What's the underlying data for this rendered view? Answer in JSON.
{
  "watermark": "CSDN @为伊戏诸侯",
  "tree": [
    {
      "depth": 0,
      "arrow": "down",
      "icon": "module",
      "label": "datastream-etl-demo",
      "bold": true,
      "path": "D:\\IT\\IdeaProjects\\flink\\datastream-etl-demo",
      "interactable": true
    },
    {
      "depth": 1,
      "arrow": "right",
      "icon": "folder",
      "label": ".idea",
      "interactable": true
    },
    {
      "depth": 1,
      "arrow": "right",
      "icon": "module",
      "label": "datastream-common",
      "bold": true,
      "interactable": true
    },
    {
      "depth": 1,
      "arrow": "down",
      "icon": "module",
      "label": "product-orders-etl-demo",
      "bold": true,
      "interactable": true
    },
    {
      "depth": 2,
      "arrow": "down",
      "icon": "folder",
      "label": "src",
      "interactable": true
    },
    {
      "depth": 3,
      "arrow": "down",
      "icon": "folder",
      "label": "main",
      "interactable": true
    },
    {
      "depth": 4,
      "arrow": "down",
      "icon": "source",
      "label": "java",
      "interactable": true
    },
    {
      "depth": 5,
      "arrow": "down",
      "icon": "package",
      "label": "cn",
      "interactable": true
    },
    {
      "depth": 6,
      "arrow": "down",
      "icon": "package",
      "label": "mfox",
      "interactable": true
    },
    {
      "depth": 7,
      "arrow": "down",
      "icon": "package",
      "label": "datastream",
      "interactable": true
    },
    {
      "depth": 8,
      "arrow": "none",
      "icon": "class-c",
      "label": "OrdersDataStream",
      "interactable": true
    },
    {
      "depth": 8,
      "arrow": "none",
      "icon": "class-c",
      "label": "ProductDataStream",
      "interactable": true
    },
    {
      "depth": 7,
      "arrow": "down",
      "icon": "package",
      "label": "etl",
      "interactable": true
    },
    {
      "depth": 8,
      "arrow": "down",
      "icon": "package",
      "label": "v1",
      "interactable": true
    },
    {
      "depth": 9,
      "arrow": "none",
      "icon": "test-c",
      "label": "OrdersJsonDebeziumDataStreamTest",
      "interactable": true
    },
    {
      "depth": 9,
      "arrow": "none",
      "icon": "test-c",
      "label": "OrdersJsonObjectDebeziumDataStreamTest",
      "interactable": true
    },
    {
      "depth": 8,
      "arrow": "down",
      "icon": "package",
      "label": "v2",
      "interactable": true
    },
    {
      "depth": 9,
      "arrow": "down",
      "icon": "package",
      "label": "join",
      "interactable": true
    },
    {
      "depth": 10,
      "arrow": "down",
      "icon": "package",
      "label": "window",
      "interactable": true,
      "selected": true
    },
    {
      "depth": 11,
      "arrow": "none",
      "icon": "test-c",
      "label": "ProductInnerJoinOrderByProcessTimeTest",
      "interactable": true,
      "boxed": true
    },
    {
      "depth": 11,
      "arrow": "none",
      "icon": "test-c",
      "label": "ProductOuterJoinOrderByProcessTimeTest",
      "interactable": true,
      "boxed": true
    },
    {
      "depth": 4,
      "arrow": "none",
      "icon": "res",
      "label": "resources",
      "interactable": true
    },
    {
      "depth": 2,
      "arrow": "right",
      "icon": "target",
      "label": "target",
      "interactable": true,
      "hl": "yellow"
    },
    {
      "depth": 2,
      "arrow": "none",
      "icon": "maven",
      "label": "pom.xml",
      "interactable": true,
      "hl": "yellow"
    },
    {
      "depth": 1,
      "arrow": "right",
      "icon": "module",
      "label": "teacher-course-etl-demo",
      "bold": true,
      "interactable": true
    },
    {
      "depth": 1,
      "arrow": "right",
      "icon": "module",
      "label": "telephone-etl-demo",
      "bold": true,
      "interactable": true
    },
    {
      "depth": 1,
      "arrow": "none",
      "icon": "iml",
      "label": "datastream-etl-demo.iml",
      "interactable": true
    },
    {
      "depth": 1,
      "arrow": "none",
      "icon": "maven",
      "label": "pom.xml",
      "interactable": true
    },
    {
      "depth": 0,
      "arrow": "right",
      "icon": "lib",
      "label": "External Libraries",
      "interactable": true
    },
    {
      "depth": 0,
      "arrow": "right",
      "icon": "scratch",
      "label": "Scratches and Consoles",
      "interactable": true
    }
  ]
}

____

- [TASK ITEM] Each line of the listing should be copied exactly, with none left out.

- [RESPONSE]
What's the underlying data for this rendered view? Answer in JSON.
{
  "watermark": "CSDN @为伊戏诸侯",
  "tree": [
    {
      "depth": 0,
      "arrow": "down",
      "icon": "module",
      "label": "datastream-etl-demo",
      "bold": true,
      "path": "D:\\IT\\IdeaProjects\\flink\\datastream-etl-demo",
      "interactable": true
    },
    {
      "depth": 1,
      "arrow": "right",
      "icon": "folder",
      "label": ".idea",
      "interactable": true
    },
    {
      "depth": 1,
      "arrow": "right",
      "icon": "module",
      "label": "datastream-common",
      "bold": true,
      "interactable": true
    },
    {
      "depth": 1,
      "arrow": "down",
      "icon": "module",
      "label": "product-orders-etl-demo",
      "bold": true,
      "interactable": true
    },
    {
      "depth": 2,
      "arrow": "down",
      "icon": "folder",
      "label": "src",
      "interactable": true
    },
    {
      "depth": 3,
      "arrow": "down",
      "icon": "folder",
      "label": "main",
      "interactable": true
    },
    {
      "depth": 4,
      "arrow": "down",
      "icon": "source",
      "label": "java",
      "interactable": true
    },
    {
      "depth": 5,
      "arrow": "down",
      "icon": "package",
      "label": "cn",
      "interactable": true
    },
    {
      "depth": 6,
      "arrow": "down",
      "icon": "package",
      "label": "mfox",
      "interactable": true
    },
    {
      "depth": 7,
      "arrow": "down",
      "icon": "package",
      "label": "datastream",
      "interactable": true
    },
    {
      "depth": 8,
      "arrow": "none",
      "icon": "class-c",
      "label": "OrdersDataStream",
      "interactable": true
    },
    {
      "depth": 8,
      "arrow": "none",
      "icon": "class-c",
      "label": "ProductDataStream",
      "interactable": true
    },
    {
      "depth": 7,
      "arrow": "down",
      "icon": "package",
      "label": "etl",
      "interactable": true
    },
    {
      "depth": 8,
      "arrow": "down",
      "icon": "package",
      "label": "v1",
      "interactable": true
    },
    {
      "depth": 9,
      "arrow": "none",
      "icon": "test-c",
      "label": "OrdersJsonDebeziumDataStreamTest",
      "interactable": true
    },
    {
      "depth": 9,
      "arrow": "none",
      "icon": "test-c",
      "label": "OrdersJsonObjectDebeziumDataStreamTest",
      "interactable": true
    },
    {
      "depth": 8,
      "arrow": "down",
      "icon": "package",
      "label": "v2",
      "interactable": true
    },
    {
      "depth": 9,
      "arrow": "down",
      "icon": "package",
      "label": "join",
      "interactable": true
    },
    {
      "depth": 10,
      "arrow": "down",
      "icon": "package",
      "label": "window",
      "interactable": true,
      "selected": true
    },
    {
      "depth": 11,
      "arrow": "none",
      "icon": "test-c",
      "label": "ProductInnerJoinOrderByProcessTimeTest",
      "interactable": true,
      "boxed": true
    },
    {
      "depth": 11,
      "arrow": "none",
      "icon": "test-c",
      "label": "ProductOuterJoinOrderByProcessTimeTest",
      "interactable": true,
      "boxed": true
    },
    {
      "depth": 4,
      "arrow": "none",
      "icon": "res",
      "label": "resources",
      "interactable": true
    },
    {
      "depth": 2,
      "arrow": "right",
      "icon": "target",
      "label": "target",
      "interactable": true,
      "hl": "yellow"
    },
    {
      "depth": 2,
      "arrow": "none",
      "icon": "maven",
      "label": "pom.xml",
      "interactable": true,
      "hl": "yellow"
    },
    {
      "depth": 1,
      "arrow": "right",
      "icon": "module",
      "label": "teacher-course-etl-demo",
      "bold": true,
      "interactable": true
    },
    {
      "depth": 1,
      "arrow": "right",
      "icon": "module",
      "label": "telephone-etl-demo",
      "bold": true,
      "interactable": true
    },
    {
      "depth": 1,
      "arrow": "none",
      "icon": "iml",
      "label": "datastream-etl-demo.iml",
      "interactable": true
    },
    {
      "depth": 1,
      "arrow": "none",
      "icon": "maven",
      "label": "pom.xml",
      "interactable": true
    },
    {
      "depth": 0,
      "arrow": "right",
      "icon": "lib",
      "label": "External Libraries",
      "interactable": true
    },
    {
      "depth": 0,
      "arrow": "right",
      "icon": "scratch",
      "label": "Scratches and Consoles",
      "interactable": true
    }
  ]
}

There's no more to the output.